→ **WORK ITEM**
Look through the material below and count the lines that hold "from". Give that number by itself.

→ **DATA**
'''
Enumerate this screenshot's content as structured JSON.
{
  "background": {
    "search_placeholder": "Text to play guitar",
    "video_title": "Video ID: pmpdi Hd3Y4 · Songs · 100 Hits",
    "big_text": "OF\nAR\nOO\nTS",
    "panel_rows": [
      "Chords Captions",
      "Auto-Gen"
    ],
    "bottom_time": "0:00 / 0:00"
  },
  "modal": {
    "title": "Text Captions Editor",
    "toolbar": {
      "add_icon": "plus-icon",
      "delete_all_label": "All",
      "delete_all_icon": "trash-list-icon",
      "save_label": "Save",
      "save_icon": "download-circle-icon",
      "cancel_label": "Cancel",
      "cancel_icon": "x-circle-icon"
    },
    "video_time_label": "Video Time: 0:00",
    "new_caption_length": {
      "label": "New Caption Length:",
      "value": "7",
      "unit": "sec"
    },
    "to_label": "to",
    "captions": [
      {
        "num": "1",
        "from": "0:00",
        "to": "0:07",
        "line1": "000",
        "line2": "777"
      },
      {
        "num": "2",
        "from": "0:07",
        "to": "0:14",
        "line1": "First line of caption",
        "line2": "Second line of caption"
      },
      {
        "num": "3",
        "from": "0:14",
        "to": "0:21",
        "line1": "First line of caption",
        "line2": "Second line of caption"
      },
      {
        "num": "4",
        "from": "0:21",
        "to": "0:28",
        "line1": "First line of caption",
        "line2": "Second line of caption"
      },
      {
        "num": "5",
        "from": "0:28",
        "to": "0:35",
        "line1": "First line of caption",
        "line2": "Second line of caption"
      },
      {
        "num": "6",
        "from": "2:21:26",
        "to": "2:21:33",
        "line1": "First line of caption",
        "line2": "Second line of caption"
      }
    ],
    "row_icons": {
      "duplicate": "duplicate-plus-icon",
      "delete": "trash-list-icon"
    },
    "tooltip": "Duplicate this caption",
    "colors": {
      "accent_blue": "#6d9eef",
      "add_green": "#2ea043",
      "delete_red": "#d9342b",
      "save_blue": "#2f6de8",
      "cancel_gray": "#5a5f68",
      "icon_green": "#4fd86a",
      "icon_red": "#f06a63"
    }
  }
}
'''
→ **EXPECTED ANSWER**
6